Observable Evidence Most of the areas patrolled by the team during the course of the month recorded a drop in the number of snares lifted. This is not due to a decrease in the number of poachers but to a change in the poacher’s tactics with the poachers opting to move deeper into the park where they target large animals such as buffaloes and elephants. We have found that poachers use bicycles to facilitate their movements during their poaching expeditions. During one of our patrols we found a bicycle together with 5kgs of maize flour and a roll of bang.
Lagga-kugu, Umbi, Kanziko These areas area all found along the park boundaries. During the team’s patrols we were able to identify fresh footprints that led us to a poacher’s camp. At a distance of about 200 meters from the camp a shooting platform had been erected. The poachers use the platforms to target large animals. We were also able to lift 25 snares from these areas.
Sheldrick blind, Kiasa The team patrolled these areas and once again came across several footprints. The footprints were followed for a whole day. They led the team deeper into the park past Kiasa hill. We continued to follow the footprints the next day and were able to lift two snares that targeted large game such as buffaloes and elephants.
Mach-kobo, Tundani, Kyamanyenze, Kyae-rock During our patrols in these areas the team came across a shooting platform that had been erected along the Tiva River, an area frequented by animals in search of water to quench their thirst. We were able to lift 30 snares from these areas. Honey harvesting inside the park is at an all time high leading us to believe that most of the footprints we came across which seemed to lead to nowhere belonged to the honey harvesters.
Kalovoto, Ithumba Hill Poachers tend to monitor the movement of animals as they change their territories due to the natural ecosystem balancing patterns, when animals will be seen to leave from one area to go to another. This usually happens during the dry season when browse and water become scarce forcing the animals to congregate around the few remaining waterholes. The team visited these waterholes and was able to lift 18 snares behind the Ithumba hill waterhole. Fifteen of the lifted snares targeted small game, and 3 targeted large game.
COMMUNITY AWARENESS Ecological Trip The team organized two ecological trips to Tsavo East National Park. The schools which benefited from the trips were Kavete primary school and Kwa-Kimweli primary school.
During the ecological trip the students saw herds of elephants, buffaloes, and giraffes. They also saw baboons, jackals, impalas, warthogs, lesser kudus, lions, dikdiks, waterbucks and a cheetah.
Sports equipment donation The David Sheldrick Wildlife Trust donated sports equipment to Tsavo primary school.
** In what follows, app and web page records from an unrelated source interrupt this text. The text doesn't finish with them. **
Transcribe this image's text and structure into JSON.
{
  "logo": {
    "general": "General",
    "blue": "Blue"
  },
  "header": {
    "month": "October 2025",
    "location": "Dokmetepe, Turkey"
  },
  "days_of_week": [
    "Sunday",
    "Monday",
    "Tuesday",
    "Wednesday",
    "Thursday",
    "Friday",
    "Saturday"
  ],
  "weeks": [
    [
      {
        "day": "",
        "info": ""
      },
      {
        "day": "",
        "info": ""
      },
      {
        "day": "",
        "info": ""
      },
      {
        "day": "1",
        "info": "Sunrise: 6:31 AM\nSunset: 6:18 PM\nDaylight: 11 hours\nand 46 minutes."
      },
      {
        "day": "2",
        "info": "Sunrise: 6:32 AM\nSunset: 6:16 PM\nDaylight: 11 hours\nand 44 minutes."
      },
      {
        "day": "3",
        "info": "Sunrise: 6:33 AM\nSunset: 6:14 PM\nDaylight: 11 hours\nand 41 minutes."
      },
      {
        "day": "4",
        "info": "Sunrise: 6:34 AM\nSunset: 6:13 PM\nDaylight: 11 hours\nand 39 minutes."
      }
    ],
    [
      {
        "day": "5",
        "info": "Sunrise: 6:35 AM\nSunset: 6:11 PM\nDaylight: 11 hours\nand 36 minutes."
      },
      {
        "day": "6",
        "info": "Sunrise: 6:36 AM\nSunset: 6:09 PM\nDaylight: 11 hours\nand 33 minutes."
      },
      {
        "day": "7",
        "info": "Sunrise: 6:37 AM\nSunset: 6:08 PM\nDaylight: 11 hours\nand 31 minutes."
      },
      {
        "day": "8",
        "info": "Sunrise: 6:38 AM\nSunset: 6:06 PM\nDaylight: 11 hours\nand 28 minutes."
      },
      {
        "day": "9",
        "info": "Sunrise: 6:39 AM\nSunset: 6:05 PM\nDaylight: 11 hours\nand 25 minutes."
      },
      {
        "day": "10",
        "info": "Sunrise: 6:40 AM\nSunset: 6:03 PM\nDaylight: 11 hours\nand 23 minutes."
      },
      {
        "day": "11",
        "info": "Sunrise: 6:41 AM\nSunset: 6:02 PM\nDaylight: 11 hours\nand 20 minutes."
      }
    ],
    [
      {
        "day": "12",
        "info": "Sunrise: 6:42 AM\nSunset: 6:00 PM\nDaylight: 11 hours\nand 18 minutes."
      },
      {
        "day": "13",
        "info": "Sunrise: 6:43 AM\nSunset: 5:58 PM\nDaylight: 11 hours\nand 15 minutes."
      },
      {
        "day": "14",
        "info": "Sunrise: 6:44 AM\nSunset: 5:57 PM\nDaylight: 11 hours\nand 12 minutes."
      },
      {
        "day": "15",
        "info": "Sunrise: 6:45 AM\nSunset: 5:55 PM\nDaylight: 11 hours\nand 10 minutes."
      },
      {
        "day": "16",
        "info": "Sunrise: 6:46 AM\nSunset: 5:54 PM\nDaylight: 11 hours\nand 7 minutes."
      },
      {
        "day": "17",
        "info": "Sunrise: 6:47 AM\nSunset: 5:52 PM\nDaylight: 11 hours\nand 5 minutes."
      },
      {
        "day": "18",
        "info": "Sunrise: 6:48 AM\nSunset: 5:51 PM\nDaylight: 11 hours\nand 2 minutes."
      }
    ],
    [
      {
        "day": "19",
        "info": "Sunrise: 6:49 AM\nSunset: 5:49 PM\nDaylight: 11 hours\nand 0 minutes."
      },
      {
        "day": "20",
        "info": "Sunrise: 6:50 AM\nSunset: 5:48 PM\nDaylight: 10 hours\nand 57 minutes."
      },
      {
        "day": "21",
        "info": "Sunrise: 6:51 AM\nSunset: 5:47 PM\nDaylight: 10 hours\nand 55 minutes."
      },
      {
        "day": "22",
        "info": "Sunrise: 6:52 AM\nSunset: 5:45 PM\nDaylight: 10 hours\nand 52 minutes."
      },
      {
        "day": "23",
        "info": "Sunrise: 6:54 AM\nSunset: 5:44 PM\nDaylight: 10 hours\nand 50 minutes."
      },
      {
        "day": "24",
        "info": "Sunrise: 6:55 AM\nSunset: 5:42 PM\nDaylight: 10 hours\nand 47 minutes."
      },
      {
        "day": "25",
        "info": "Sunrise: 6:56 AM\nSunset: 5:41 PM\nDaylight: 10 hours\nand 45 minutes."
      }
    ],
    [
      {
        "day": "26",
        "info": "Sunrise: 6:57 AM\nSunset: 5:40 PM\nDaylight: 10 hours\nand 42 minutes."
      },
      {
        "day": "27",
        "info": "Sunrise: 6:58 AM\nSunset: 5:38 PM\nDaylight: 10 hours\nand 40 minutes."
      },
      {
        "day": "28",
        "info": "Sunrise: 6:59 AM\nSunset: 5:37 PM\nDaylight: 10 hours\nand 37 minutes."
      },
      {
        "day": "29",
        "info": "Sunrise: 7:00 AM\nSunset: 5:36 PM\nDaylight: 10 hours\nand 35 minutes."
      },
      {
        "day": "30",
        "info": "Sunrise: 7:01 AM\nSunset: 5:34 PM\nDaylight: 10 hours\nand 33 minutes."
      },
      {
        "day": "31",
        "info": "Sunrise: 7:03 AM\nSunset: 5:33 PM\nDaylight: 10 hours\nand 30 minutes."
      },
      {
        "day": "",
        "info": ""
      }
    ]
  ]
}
The school is located next to the gate of the Tsavo East Northern area park boundary. The school community was extremely appreciative as the sports equipment was desperately needed.
Sports equipment was also donated to Kone Primary school which is located in the Tana-River District on the eastern side of the Tsavo national park boundary and is inhabited by the Orma community. The Orma community helps us and KWS by giving us intelligence reports about bandits operations. It is therefore of paramount importance to create a good relationship with this community. On the 28th of the month the school benefited from a donation of sports equipment costing more than 40,000 shillings.
Report by Patrick Mutuku